In 1937 the Southern Pacific trumpeted a new train in full-page magazine ads: Let us stand by the tracks of Southern Pacific's Coast Line, as thousands now do every day and listen. Suddenly from far off comes a musical note, rising. Round a curve flashes a streak of color. Here comes the Daylight, the most beautiful train in the West!
The Daylights linked Los Angeles and San Francisco "in a glorious daylight trip, streaking along the Pacific Ocean for more than a hundred breathless miles." Travelers were invited to "Step inside the Daylight and see the beauty and luxury that have already won the West. Notice the wide, soft seats in the coaches. They are cushioned with sponge rubber and turn to face the extraordinarily large windows." Presenting a glorious streak of orange and red from locomotive to observation car, the Daylights were a sharp departure from the SP's normal dark olive passenger cars.

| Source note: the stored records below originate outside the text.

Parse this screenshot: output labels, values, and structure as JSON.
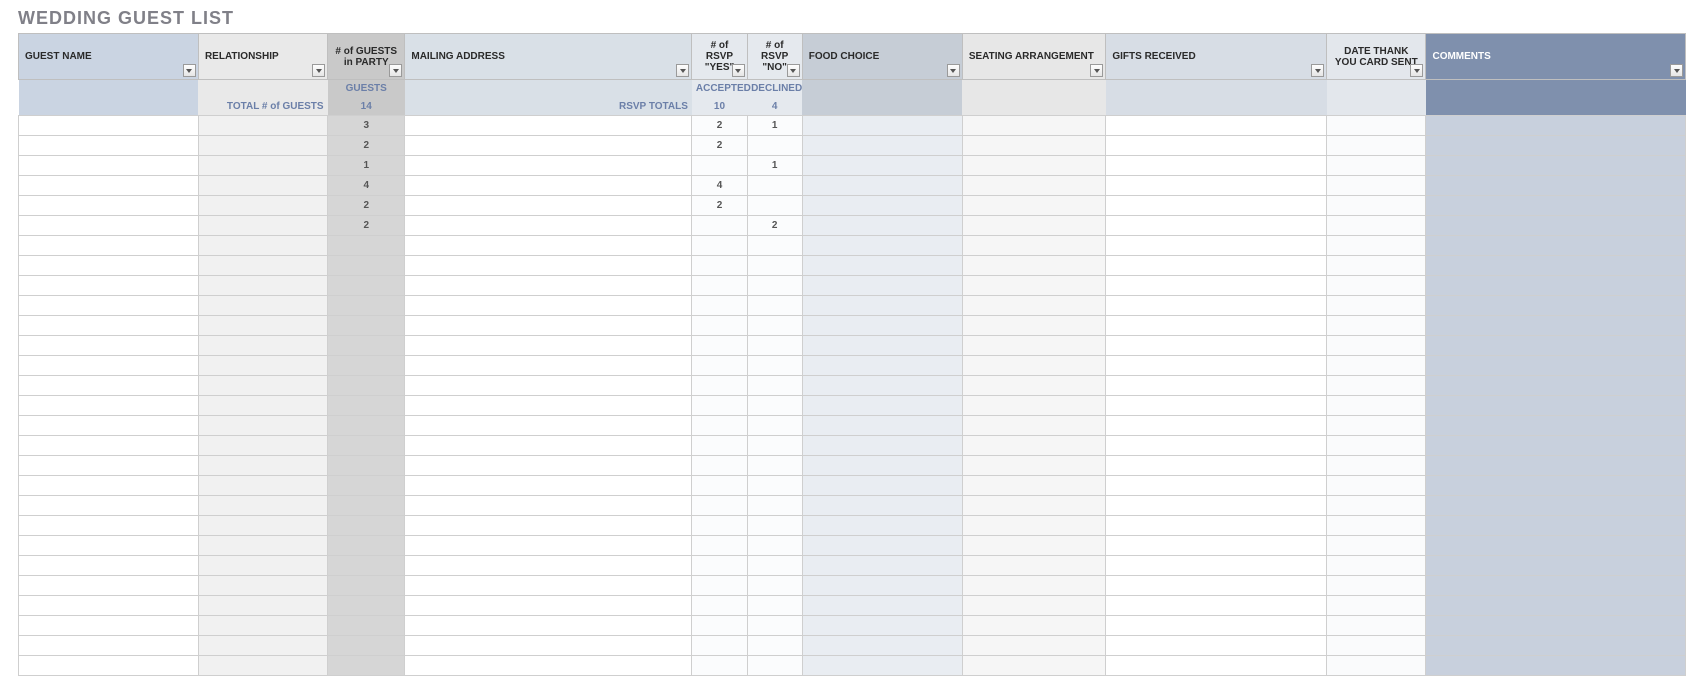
{
  "title": "WEDDING GUEST LIST",
  "summary": {
    "guests_header": "GUESTS",
    "total_label": "TOTAL # of GUESTS",
    "total_value": "14",
    "rsvp_label": "RSVP TOTALS",
    "accepted_header": "ACCEPTED",
    "accepted_value": "10",
    "declined_header": "DECLINED",
    "declined_value": "4"
  },
  "headers": {
    "guest_name": "GUEST NAME",
    "relationship": "RELATIONSHIP",
    "party": "# of GUESTS in PARTY",
    "mailing": "MAILING ADDRESS",
    "rsvp_yes": "# of RSVP \"YES\"",
    "rsvp_no": "# of RSVP \"NO\"",
    "food": "FOOD CHOICE",
    "seating": "SEATING ARRANGEMENT",
    "gifts": "GIFTS RECEIVED",
    "thank": "DATE THANK YOU CARD SENT",
    "comments": "COMMENTS"
  },
  "rows": [
    {
      "guest_name": "",
      "relationship": "",
      "party": "3",
      "mailing": "",
      "yes": "2",
      "no": "1",
      "food": "",
      "seating": "",
      "gifts": "",
      "thank": "",
      "comments": ""
    },
    {
      "guest_name": "",
      "relationship": "",
      "party": "2",
      "mailing": "",
      "yes": "2",
      "no": "",
      "food": "",
      "seating": "",
      "gifts": "",
      "thank": "",
      "comments": ""
    },
    {
      "guest_name": "",
      "relationship": "",
      "party": "1",
      "mailing": "",
      "yes": "",
      "no": "1",
      "food": "",
      "seating": "",
      "gifts": "",
      "thank": "",
      "comments": ""
    },
    {
      "guest_name": "",
      "relationship": "",
      "party": "4",
      "mailing": "",
      "yes": "4",
      "no": "",
      "food": "",
      "seating": "",
      "gifts": "",
      "thank": "",
      "comments": ""
    },
    {
      "guest_name": "",
      "relationship": "",
      "party": "2",
      "mailing": "",
      "yes": "2",
      "no": "",
      "food": "",
      "seating": "",
      "gifts": "",
      "thank": "",
      "comments": ""
    },
    {
      "guest_name": "",
      "relationship": "",
      "party": "2",
      "mailing": "",
      "yes": "",
      "no": "2",
      "food": "",
      "seating": "",
      "gifts": "",
      "thank": "",
      "comments": ""
    },
    {
      "guest_name": "",
      "relationship": "",
      "party": "",
      "mailing": "",
      "yes": "",
      "no": "",
      "food": "",
      "seating": "",
      "gifts": "",
      "thank": "",
      "comments": ""
    },
    {
      "guest_name": "",
      "relationship": "",
      "party": "",
      "mailing": "",
      "yes": "",
      "no": "",
      "food": "",
      "seating": "",
      "gifts": "",
      "thank": "",
      "comments": ""
    },
    {
      "guest_name": "",
      "relationship": "",
      "party": "",
      "mailing": "",
      "yes": "",
      "no": "",
      "food": "",
      "seating": "",
      "gifts": "",
      "thank": "",
      "comments": ""
    },
    {
      "guest_name": "",
      "relationship": "",
      "party": "",
      "mailing": "",
      "yes": "",
      "no": "",
      "food": "",
      "seating": "",
      "gifts": "",
      "thank": "",
      "comments": ""
    },
    {
      "guest_name": "",
      "relationship": "",
      "party": "",
      "mailing": "",
      "yes": "",
      "no": "",
      "food": "",
      "seating": "",
      "gifts": "",
      "thank": "",
      "comments": ""
    },
    {
      "guest_name": "",
      "relationship": "",
      "party": "",
      "mailing": "",
      "yes": "",
      "no": "",
      "food": "",
      "seating": "",
      "gifts": "",
      "thank": "",
      "comments": ""
    },
    {
      "guest_name": "",
      "relationship": "",
      "party": "",
      "mailing": "",
      "yes": "",
      "no": "",
      "food": "",
      "seating": "",
      "gifts": "",
      "thank": "",
      "comments": ""
    },
    {
      "guest_name": "",
      "relationship": "",
      "party": "",
      "mailing": "",
      "yes": "",
      "no": "",
      "food": "",
      "seating": "",
      "gifts": "",
      "thank": "",
      "comments": ""
    },
    {
      "guest_name": "",
      "relationship": "",
      "party": "",
      "mailing": "",
      "yes": "",
      "no": "",
      "food": "",
      "seating": "",
      "gifts": "",
      "thank": "",
      "comments": ""
    },
    {
      "guest_name": "",
      "relationship": "",
      "party": "",
      "mailing": "",
      "yes": "",
      "no": "",
      "food": "",
      "seating": "",
      "gifts": "",
      "thank": "",
      "comments": ""
    },
    {
      "guest_name": "",
      "relationship": "",
      "party": "",
      "mailing": "",
      "yes": "",
      "no": "",
      "food": "",
      "seating": "",
      "gifts": "",
      "thank": "",
      "comments": ""
    },
    {
      "guest_name": "",
      "relationship": "",
      "party": "",
      "mailing": "",
      "yes": "",
      "no": "",
      "food": "",
      "seating": "",
      "gifts": "",
      "thank": "",
      "comments": ""
    },
    {
      "guest_name": "",
      "relationship": "",
      "party": "",
      "mailing": "",
      "yes": "",
      "no": "",
      "food": "",
      "seating": "",
      "gifts": "",
      "thank": "",
      "comments": ""
    },
    {
      "guest_name": "",
      "relationship": "",
      "party": "",
      "mailing": "",
      "yes": "",
      "no": "",
      "food": "",
      "seating": "",
      "gifts": "",
      "thank": "",
      "comments": ""
    },
    {
      "guest_name": "",
      "relationship": "",
      "party": "",
      "mailing": "",
      "yes": "",
      "no": "",
      "food": "",
      "seating": "",
      "gifts": "",
      "thank": "",
      "comments": ""
    },
    {
      "guest_name": "",
      "relationship": "",
      "party": "",
      "mailing": "",
      "yes": "",
      "no": "",
      "food": "",
      "seating": "",
      "gifts": "",
      "thank": "",
      "comments": ""
    },
    {
      "guest_name": "",
      "relationship": "",
      "party": "",
      "mailing": "",
      "yes": "",
      "no": "",
      "food": "",
      "seating": "",
      "gifts": "",
      "thank": "",
      "comments": ""
    },
    {
      "guest_name": "",
      "relationship": "",
      "party": "",
      "mailing": "",
      "yes": "",
      "no": "",
      "food": "",
      "seating": "",
      "gifts": "",
      "thank": "",
      "comments": ""
    },
    {
      "guest_name": "",
      "relationship": "",
      "party": "",
      "mailing": "",
      "yes": "",
      "no": "",
      "food": "",
      "seating": "",
      "gifts": "",
      "thank": "",
      "comments": ""
    },
    {
      "guest_name": "",
      "relationship": "",
      "party": "",
      "mailing": "",
      "yes": "",
      "no": "",
      "food": "",
      "seating": "",
      "gifts": "",
      "thank": "",
      "comments": ""
    },
    {
      "guest_name": "",
      "relationship": "",
      "party": "",
      "mailing": "",
      "yes": "",
      "no": "",
      "food": "",
      "seating": "",
      "gifts": "",
      "thank": "",
      "comments": ""
    },
    {
      "guest_name": "",
      "relationship": "",
      "party": "",
      "mailing": "",
      "yes": "",
      "no": "",
      "food": "",
      "seating": "",
      "gifts": "",
      "thank": "",
      "comments": ""
    }
  ]
}
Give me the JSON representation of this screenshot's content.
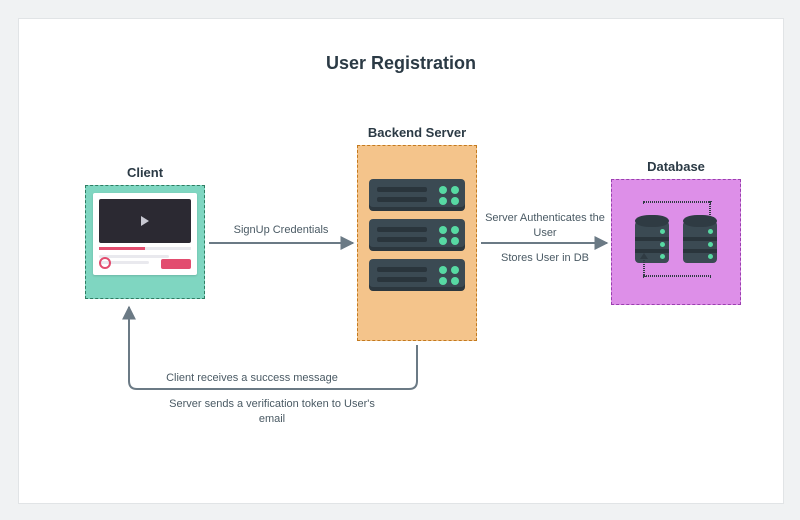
{
  "title": "User Registration",
  "nodes": {
    "client": {
      "label": "Client"
    },
    "server": {
      "label": "Backend Server"
    },
    "database": {
      "label": "Database"
    }
  },
  "edges": {
    "signup": "SignUp Credentials",
    "auth": "Server Authenticates the User",
    "store": "Stores User in DB",
    "success": "Client receives a success message",
    "verify": "Server sends a verification token to User's email"
  },
  "colors": {
    "client_fill": "#7fd6c1",
    "server_fill": "#f4c48b",
    "database_fill": "#dd8fe8",
    "arrow": "#6b7a85"
  }
}
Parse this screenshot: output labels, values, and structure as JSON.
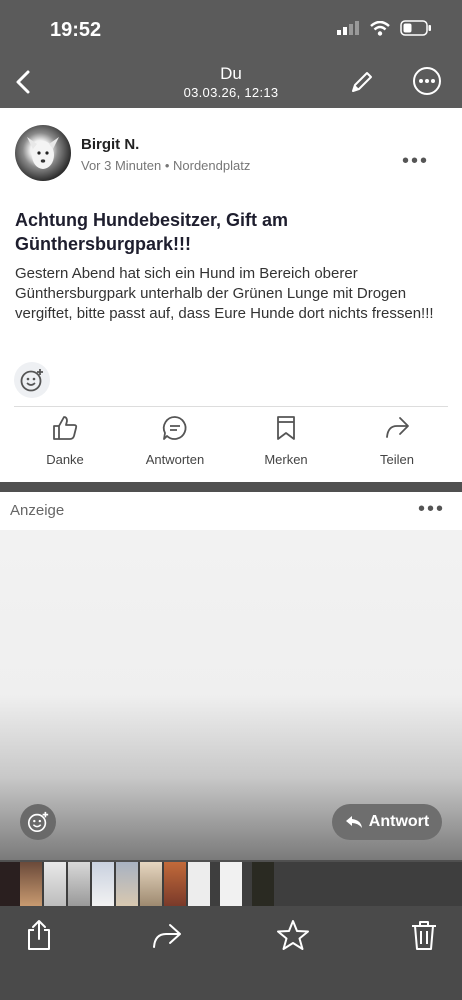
{
  "status": {
    "time": "19:52"
  },
  "nav": {
    "title": "Du",
    "subtitle": "03.03.26, 12:13"
  },
  "post": {
    "author": "Birgit N.",
    "meta": "Vor 3 Minuten • Nordendplatz",
    "title": "Achtung Hundebesitzer, Gift am Günthersburgpark!!!",
    "body": "Gestern Abend hat sich ein Hund im Bereich oberer Günthersburgpark unterhalb der Grünen Lunge mit Drogen vergiftet, bitte passt auf, dass Eure Hunde dort nichts fressen!!!",
    "actions": [
      "Danke",
      "Antworten",
      "Merken",
      "Teilen"
    ]
  },
  "ad": {
    "label": "Anzeige"
  },
  "reply": {
    "label": "Antwort"
  },
  "colors": {
    "bar": "#5b5b5b",
    "toolbar": "#4a4a4a",
    "card": "#ffffff",
    "title": "#1e1e2e"
  },
  "icons": {
    "back": "chevron-left-icon",
    "edit": "pencil-icon",
    "more": "more-circle-icon",
    "danke": "thumbs-up-icon",
    "antworten": "chat-bubble-icon",
    "merken": "bookmark-icon",
    "teilen": "share-arrow-icon",
    "emoji": "add-emoji-icon",
    "reply": "reply-arrow-icon",
    "toolbar": [
      "share-icon",
      "forward-icon",
      "star-icon",
      "trash-icon"
    ]
  }
}
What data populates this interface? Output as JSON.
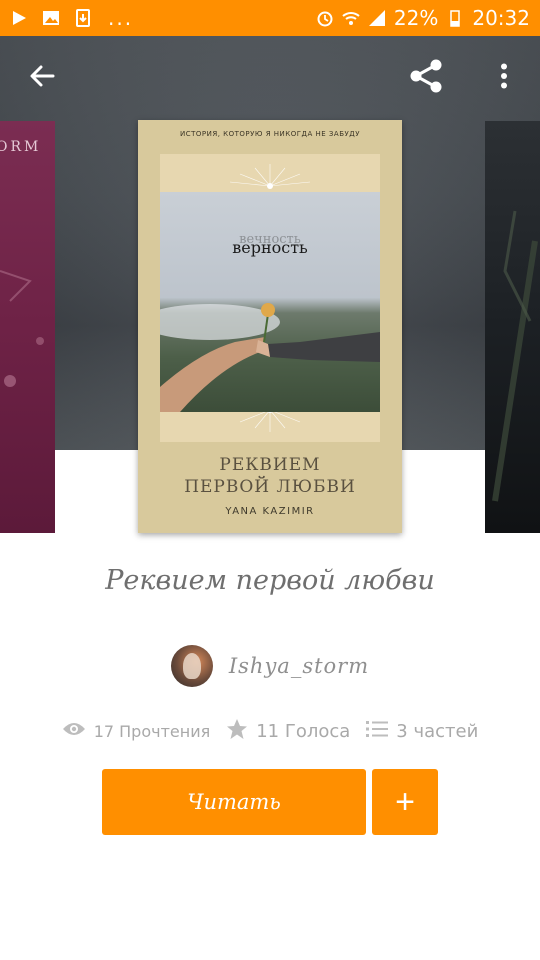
{
  "status_bar": {
    "battery": "22%",
    "time": "20:32",
    "overflow": "..."
  },
  "colors": {
    "accent": "#ff8f00",
    "text_muted": "#a9a9a9"
  },
  "appbar": {
    "icons": [
      "back-arrow-icon",
      "share-icon",
      "more-vert-icon"
    ]
  },
  "cover": {
    "left_peek_text": "ORM",
    "top_caption": "ИСТОРИЯ, КОТОРУЮ Я НИКОГДА НЕ ЗАБУДУ",
    "photo_title": "верность",
    "photo_title_ghost": "вечность",
    "title_line1": "РЕКВИЕМ",
    "title_line2": "ПЕРВОЙ ЛЮБВИ",
    "author": "YANA KAZIMIR"
  },
  "book": {
    "title": "Реквием первой любви",
    "author": "Ishya_storm"
  },
  "stats": {
    "reads": "17 Прочтения",
    "votes": "11 Голоса",
    "parts": "3 частей"
  },
  "actions": {
    "read_label": "Читать",
    "add_label": "+"
  }
}
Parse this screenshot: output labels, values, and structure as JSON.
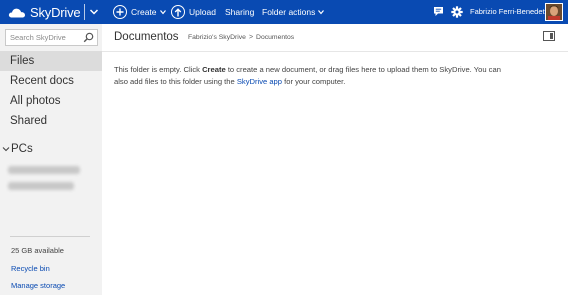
{
  "header": {
    "brand": "SkyDrive",
    "create_label": "Create",
    "upload_label": "Upload",
    "sharing_label": "Sharing",
    "folder_actions_label": "Folder actions",
    "username": "Fabrizio Ferri-Benedetti",
    "accent_color": "#094ab2"
  },
  "sidebar": {
    "search_placeholder": "Search SkyDrive",
    "items": [
      {
        "label": "Files",
        "selected": true
      },
      {
        "label": "Recent docs",
        "selected": false
      },
      {
        "label": "All photos",
        "selected": false
      },
      {
        "label": "Shared",
        "selected": false
      }
    ],
    "pcs_label": "PCs",
    "storage_text": "25 GB available",
    "recycle_bin": "Recycle bin",
    "manage_storage": "Manage storage"
  },
  "main": {
    "title": "Documentos",
    "breadcrumb": [
      "Fabrizio's SkyDrive",
      "Documentos"
    ],
    "breadcrumb_sep": ">",
    "empty_message": {
      "part1": "This folder is empty. Click ",
      "create_word": "Create",
      "part2": " to create a new document, or drag files here to upload them to SkyDrive. You can also add files to this folder using the ",
      "app_link": "SkyDrive app",
      "part3": " for your computer."
    }
  },
  "icons": {
    "brand": "cloud-icon",
    "create": "plus-circle-icon",
    "upload": "upload-circle-icon",
    "messages": "chat-icon",
    "settings": "gear-icon"
  }
}
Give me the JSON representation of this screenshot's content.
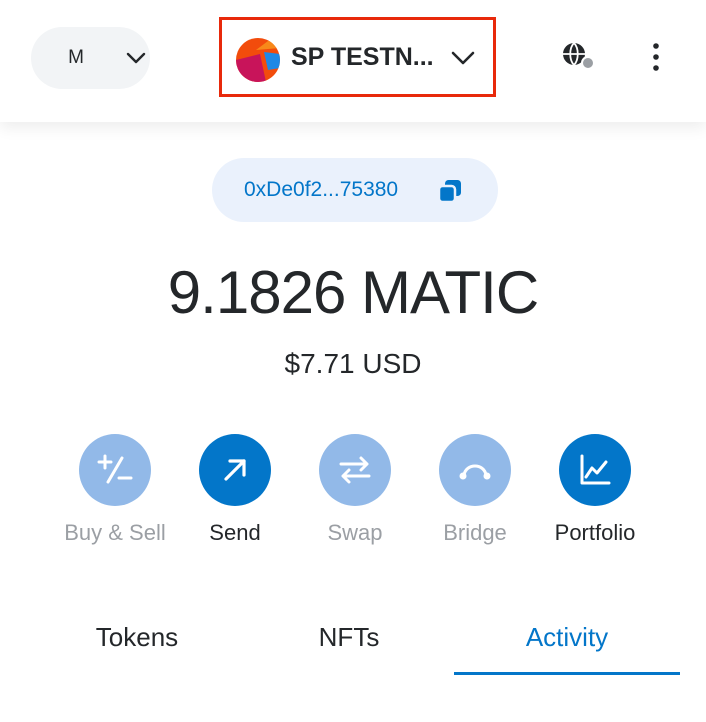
{
  "header": {
    "network": {
      "label": "M",
      "icon": "chevron-down-icon"
    },
    "account": {
      "name": "SP TESTN...",
      "avatar": "jazzicon-avatar",
      "icon": "chevron-down-icon"
    },
    "connection_icon": "globe-icon",
    "menu_icon": "kebab-menu-icon"
  },
  "address": {
    "text": "0xDe0f2...75380",
    "icon": "copy-icon"
  },
  "balance": {
    "primary": "9.1826 MATIC",
    "secondary": "$7.71 USD"
  },
  "actions": [
    {
      "label": "Buy & Sell",
      "icon": "plus-minus-icon",
      "enabled": false
    },
    {
      "label": "Send",
      "icon": "arrow-up-right-icon",
      "enabled": true
    },
    {
      "label": "Swap",
      "icon": "swap-arrows-icon",
      "enabled": false
    },
    {
      "label": "Bridge",
      "icon": "bridge-icon",
      "enabled": false
    },
    {
      "label": "Portfolio",
      "icon": "chart-line-icon",
      "enabled": true
    }
  ],
  "tabs": [
    {
      "label": "Tokens",
      "active": false
    },
    {
      "label": "NFTs",
      "active": false
    },
    {
      "label": "Activity",
      "active": true
    }
  ],
  "colors": {
    "accent": "#0376c9",
    "accent_muted": "#92b9e8",
    "highlight_border": "#e8290b",
    "text": "#24272a",
    "text_muted": "#9b9fa4",
    "pill_bg": "#eaf1fc"
  }
}
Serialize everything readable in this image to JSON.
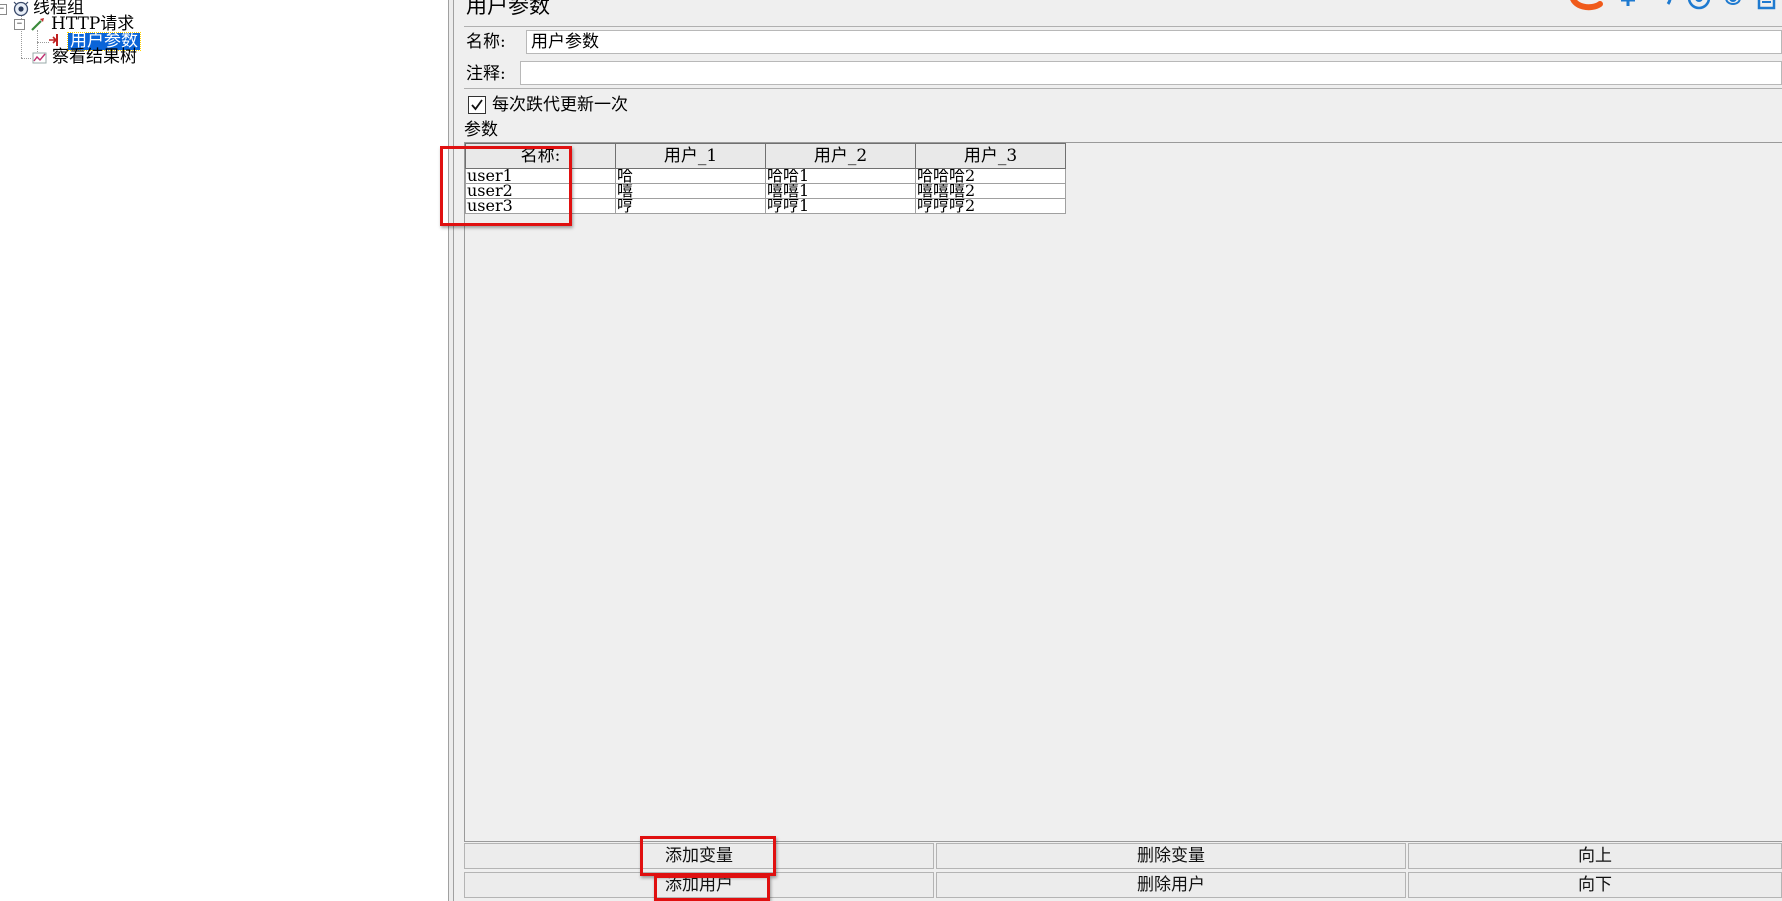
{
  "tree": {
    "thread_group": "线程组",
    "http_request": "HTTP请求",
    "user_params": "用户参数",
    "result_tree": "察看结果树"
  },
  "panel": {
    "title": "用户参数",
    "name_label": "名称:",
    "name_value": "用户参数",
    "comment_label": "注释:",
    "comment_value": "",
    "per_iteration_label": "每次跌代更新一次",
    "per_iteration_checked": true,
    "params_label": "参数"
  },
  "table": {
    "headers": [
      "名称:",
      "用户_1",
      "用户_2",
      "用户_3"
    ],
    "rows": [
      [
        "user1",
        "哈",
        "哈哈1",
        "哈哈哈2"
      ],
      [
        "user2",
        "嘻",
        "嘻嘻1",
        "嘻嘻嘻2"
      ],
      [
        "user3",
        "哼",
        "哼哼1",
        "哼哼哼2"
      ]
    ]
  },
  "buttons": {
    "add_variable": "添加变量",
    "delete_variable": "删除变量",
    "move_up": "向上",
    "add_user": "添加用户",
    "delete_user": "删除用户",
    "move_down": "向下"
  },
  "colors": {
    "selection": "#0a64d8",
    "highlight": "#e01010",
    "panel_bg": "#efefef"
  }
}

Leading the trains were the Southern Pacific's class GS (for "Golden State") Northerns, arguably among the handsomest steam engines ever built. Constructed by Lima Locomotive Works, inventor of the super-power concept, the Daylight 4-8-4s had the combination of power and speed that characterized steam power at its zenith. Built in 1936, the single-headlight GS-2's were the first Daylight locomotives. Class GS-4 engines, delivered in 1941 and 1942, were among the last and best-looking of the breed, with tall 80" drivers and a large Mars light complementing the headlight. In addition to handling premier passenger trains, the Daylight 4-8-4s were regularly used in high-speed freight service on the San Francisco-Los Angeles Overnight.
A lone GS-4, No. 4449, was saved from the scrapper in 1958 and placed on display in a Portland, Oregon park, where it sat silent for nearly two decades. An elderly gentleman was a regular visitor to the locomotive, oiling its lubrication points to prevent rusting. In part because of his efforts, No. 4449 was in good enough shape to be restored in 1975 to pull the American Freedom train in celebration of our nation's 200th anniversary. Repainted in Daylight colors, the engine operates today in excursion service.
Relive the glory years of Daylight passenger service with these smooth-running 4-8-4s outfitted with RailKing Imperial features that include marker light housings with individual LED illumination; authentic, legible builder's plates; additional grab irons; operating firebox glow; cab interior lighting; painted backhead gauges; separate tender ladders; and safety chains for the tender trucks.